Meanwhile, global power equations shifted visibly away from the UK, across the Atlantic to the US and more recently back to Asia. Certainly, Britain – and the rest of the Permanent Five in the UN Security Council – are keenly aware that if the Security Council were to be revamped as a reflection of today’s power structures, Britain would be the first country to be dropped.
The gin cocktails at the High Commissioner-designate’s reception for WillKat were pretty average and the rest of the short eats were par for the course. It was fun, though, to watch the royal twosome walk down the lawns, chatting with the gathered Indians. Former BJP member of parliament NK Singh, who stood right in front of the rope that divided royalty from plebeian, would not be denied and said "Hello and welcome to India!", while Divya Chauhan of the Amity Group informed Kate about their common interest in education.Prince William and Duchess of Cambridge Kate Middleton with Narendra Modi. (PIB)
And then there were these four white skinned and blond-haired women who Kate resolutely passed over as she shook hands with one lot of Indians and then another, who later told me that it was "quite clear that the British royals had been advised to spend time with Indians Only! "
That’s what the evening was about: Britain good-naturedly acknowledging that India was more than equal to her former master and sending two good-looking, fashion-conscious people to deliver the message.
As for India, there have been enough well-dressed, good-looking people playing host over the last few days, beginning with minister of state for Information & broadcasting Rajyavardhan Rathore whose penchant for the tightly-fitted "bandhgala" over his flat stomach has hardly escaped notice. And then there was Bollywood, India’s truly egalitarian royals, perfectly air-kissing the future monarch and his wife.
It’s too cruel to break the mood, of course, but I suspect that what IK Gujral prophesied in 1997 has been true for some time: Britain is, really, a third-rate power, even if its newest royals are sweet and seemingly uncomplicated and admittedly, good-looking.

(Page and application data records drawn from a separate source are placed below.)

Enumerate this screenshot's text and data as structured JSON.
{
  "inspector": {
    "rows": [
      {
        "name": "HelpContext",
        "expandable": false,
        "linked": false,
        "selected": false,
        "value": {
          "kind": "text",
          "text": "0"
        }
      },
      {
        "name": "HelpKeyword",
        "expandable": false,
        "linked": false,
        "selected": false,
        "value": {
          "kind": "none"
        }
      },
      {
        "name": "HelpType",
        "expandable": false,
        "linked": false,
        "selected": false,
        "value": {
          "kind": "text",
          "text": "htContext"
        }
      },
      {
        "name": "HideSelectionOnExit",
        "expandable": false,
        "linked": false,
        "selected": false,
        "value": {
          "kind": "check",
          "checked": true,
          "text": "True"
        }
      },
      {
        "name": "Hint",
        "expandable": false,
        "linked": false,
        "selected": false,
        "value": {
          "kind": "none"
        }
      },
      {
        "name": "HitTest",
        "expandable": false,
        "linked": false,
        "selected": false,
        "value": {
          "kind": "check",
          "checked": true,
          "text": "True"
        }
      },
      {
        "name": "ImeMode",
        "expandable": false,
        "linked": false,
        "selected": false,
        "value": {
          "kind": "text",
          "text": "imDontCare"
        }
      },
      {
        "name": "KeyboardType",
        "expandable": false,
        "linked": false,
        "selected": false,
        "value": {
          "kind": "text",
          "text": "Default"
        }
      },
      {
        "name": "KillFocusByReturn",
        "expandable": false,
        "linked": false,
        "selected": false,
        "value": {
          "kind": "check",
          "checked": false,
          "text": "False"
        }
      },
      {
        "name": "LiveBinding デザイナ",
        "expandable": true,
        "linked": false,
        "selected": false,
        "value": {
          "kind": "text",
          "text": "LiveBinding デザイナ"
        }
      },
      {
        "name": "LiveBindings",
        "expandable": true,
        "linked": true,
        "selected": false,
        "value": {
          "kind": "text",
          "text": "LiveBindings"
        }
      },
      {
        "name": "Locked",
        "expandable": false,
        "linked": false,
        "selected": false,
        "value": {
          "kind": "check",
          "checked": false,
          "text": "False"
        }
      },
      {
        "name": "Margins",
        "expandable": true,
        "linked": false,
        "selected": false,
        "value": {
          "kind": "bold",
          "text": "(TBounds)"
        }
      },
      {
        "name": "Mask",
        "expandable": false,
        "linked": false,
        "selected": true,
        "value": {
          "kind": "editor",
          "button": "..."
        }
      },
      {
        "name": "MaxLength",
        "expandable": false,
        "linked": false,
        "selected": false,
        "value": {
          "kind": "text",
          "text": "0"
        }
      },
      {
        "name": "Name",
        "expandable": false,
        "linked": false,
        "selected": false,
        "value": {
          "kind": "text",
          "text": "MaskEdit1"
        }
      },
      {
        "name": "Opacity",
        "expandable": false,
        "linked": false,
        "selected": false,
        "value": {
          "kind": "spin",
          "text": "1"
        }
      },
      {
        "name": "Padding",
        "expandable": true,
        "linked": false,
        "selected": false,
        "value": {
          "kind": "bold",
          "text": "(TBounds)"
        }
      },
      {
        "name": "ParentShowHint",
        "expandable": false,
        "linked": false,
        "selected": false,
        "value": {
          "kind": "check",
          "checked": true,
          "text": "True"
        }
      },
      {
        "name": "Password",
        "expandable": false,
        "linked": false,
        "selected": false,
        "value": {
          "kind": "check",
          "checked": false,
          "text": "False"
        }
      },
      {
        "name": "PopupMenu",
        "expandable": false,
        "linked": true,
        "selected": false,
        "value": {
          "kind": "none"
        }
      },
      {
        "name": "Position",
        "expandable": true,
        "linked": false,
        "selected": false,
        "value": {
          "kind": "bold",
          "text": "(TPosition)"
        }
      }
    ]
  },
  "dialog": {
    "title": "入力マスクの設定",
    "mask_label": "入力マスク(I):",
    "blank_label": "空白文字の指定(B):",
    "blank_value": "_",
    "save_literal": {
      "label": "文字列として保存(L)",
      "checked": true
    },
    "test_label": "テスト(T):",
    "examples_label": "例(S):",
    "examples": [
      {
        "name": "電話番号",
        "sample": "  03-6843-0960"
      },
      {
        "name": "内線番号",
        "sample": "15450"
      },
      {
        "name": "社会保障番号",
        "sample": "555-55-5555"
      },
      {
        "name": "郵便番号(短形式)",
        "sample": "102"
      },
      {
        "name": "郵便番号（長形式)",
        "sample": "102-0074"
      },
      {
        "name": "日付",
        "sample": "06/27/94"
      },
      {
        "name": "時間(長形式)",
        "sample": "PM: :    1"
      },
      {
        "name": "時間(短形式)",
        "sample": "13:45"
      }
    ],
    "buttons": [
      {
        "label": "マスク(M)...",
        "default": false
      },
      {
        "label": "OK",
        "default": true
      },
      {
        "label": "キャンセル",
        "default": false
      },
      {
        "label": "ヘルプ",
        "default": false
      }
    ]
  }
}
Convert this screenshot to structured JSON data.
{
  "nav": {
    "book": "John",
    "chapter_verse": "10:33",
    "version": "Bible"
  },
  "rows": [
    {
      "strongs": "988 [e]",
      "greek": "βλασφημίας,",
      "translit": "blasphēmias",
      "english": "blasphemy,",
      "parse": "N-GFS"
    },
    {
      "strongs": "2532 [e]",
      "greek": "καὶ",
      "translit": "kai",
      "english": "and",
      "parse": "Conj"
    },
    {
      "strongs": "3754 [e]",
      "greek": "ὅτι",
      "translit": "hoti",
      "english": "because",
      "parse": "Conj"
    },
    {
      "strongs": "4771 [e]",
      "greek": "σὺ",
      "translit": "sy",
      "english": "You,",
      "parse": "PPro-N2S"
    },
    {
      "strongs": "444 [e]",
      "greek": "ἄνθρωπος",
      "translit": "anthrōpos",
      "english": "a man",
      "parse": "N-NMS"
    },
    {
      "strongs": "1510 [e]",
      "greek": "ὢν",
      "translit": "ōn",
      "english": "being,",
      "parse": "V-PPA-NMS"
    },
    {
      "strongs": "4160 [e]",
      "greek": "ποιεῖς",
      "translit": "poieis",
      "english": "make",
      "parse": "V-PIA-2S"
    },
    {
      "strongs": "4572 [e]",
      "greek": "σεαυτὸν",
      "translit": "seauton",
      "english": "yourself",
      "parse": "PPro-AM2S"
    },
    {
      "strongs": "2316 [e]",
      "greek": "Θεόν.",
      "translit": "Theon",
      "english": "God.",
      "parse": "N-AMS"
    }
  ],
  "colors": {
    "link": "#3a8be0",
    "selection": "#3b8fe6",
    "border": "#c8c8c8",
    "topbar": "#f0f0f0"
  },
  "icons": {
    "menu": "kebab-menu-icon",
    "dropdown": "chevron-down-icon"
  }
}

What more could one ask of a lovely, balmy pre-Baisakhi evening in Delhi ?